RECORDS PROVIDED —
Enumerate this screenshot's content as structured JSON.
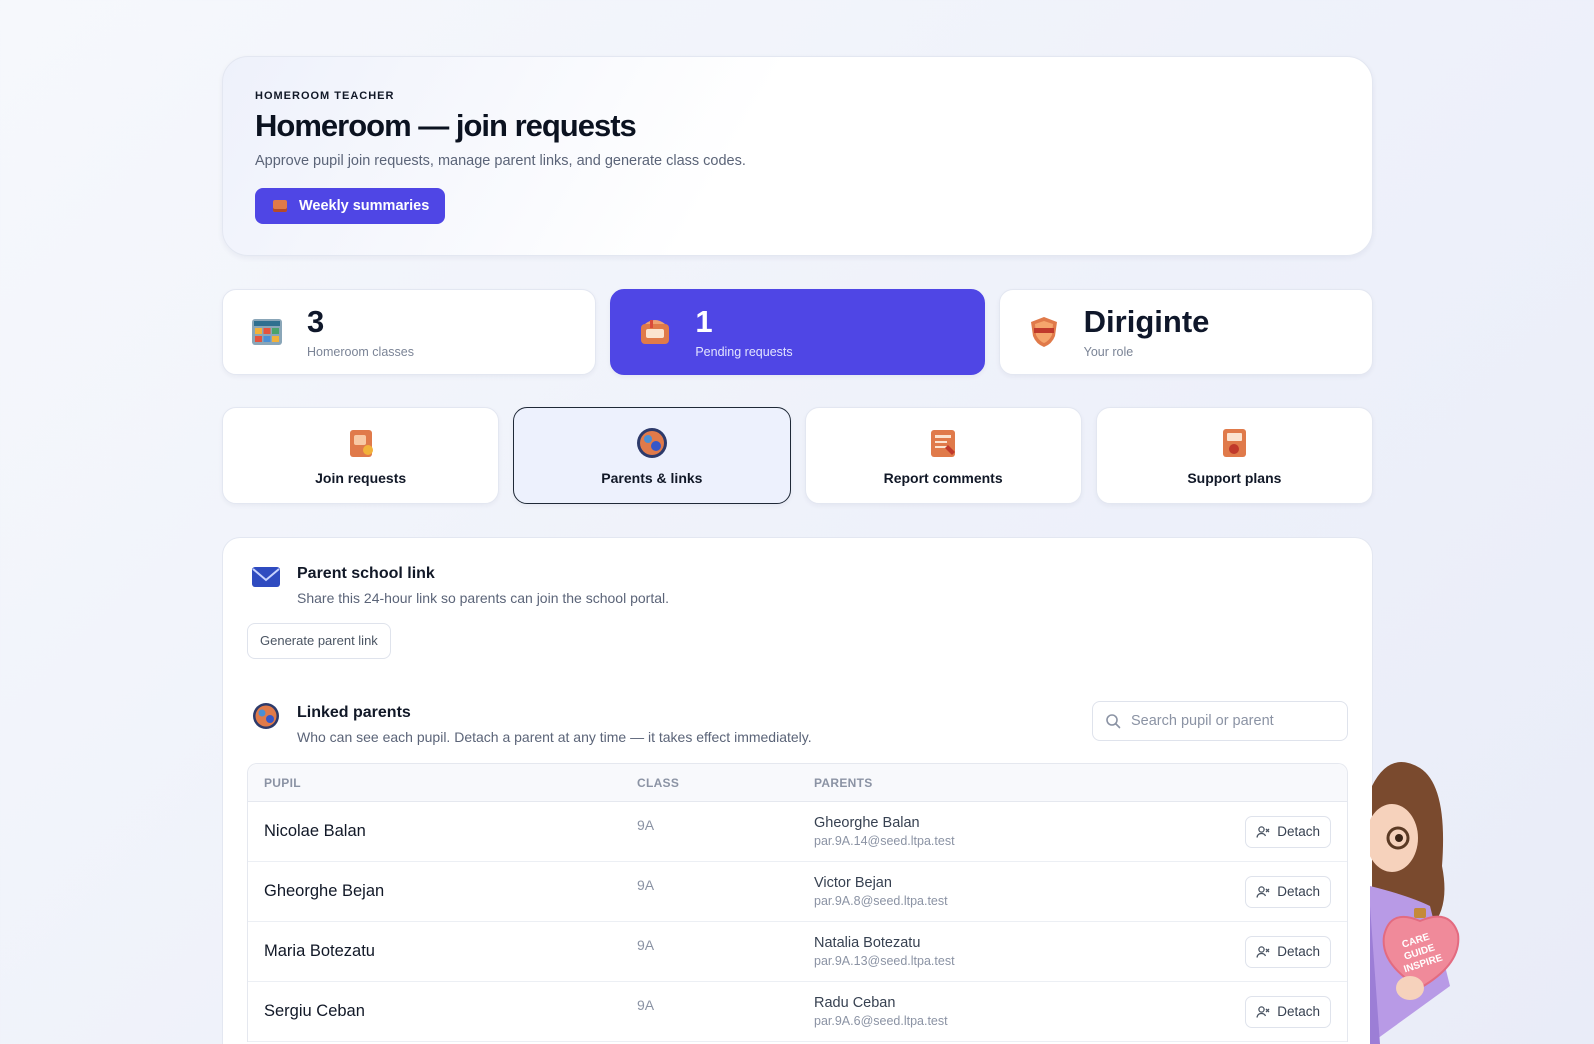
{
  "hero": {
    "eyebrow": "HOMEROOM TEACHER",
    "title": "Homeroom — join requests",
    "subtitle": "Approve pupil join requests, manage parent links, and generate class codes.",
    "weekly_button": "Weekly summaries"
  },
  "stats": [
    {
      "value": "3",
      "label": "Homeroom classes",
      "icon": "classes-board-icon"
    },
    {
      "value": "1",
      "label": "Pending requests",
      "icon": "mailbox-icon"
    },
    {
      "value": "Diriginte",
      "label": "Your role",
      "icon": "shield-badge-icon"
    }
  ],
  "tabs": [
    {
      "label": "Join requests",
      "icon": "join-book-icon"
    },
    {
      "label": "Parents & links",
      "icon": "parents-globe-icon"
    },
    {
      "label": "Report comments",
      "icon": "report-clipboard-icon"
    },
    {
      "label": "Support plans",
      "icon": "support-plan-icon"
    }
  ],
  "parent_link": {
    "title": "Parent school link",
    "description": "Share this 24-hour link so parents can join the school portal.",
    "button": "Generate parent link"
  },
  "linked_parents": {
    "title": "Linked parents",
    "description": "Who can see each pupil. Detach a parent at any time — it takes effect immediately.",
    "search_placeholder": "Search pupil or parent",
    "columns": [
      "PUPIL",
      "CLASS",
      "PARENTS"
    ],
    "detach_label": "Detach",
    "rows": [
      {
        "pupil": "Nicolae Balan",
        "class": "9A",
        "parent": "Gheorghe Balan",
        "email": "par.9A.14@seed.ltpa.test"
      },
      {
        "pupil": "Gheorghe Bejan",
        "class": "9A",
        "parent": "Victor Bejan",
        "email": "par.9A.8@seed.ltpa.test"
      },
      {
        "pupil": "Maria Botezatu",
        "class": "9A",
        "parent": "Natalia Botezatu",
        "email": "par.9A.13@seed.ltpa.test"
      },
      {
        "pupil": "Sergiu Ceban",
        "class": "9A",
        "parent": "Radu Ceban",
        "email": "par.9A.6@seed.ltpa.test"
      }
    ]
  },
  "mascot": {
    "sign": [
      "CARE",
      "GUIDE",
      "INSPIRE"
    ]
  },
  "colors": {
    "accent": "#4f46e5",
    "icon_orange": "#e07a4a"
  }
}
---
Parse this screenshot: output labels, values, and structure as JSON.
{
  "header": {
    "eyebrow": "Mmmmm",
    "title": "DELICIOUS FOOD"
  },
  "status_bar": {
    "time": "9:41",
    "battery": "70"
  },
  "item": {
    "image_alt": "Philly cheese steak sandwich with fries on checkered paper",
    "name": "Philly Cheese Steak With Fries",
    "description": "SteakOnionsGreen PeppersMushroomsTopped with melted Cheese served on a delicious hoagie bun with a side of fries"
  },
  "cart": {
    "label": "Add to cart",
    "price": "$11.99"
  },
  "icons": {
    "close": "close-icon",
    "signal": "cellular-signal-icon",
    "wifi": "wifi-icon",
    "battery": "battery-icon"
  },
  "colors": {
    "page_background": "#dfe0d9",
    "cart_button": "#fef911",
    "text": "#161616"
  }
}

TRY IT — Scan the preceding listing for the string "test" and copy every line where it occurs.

REPLY —
        "email": "par.9A.14@seed.ltpa.test"
        "email": "par.9A.8@seed.ltpa.test"
        "email": "par.9A.13@seed.ltpa.test"
        "email": "par.9A.6@seed.ltpa.test"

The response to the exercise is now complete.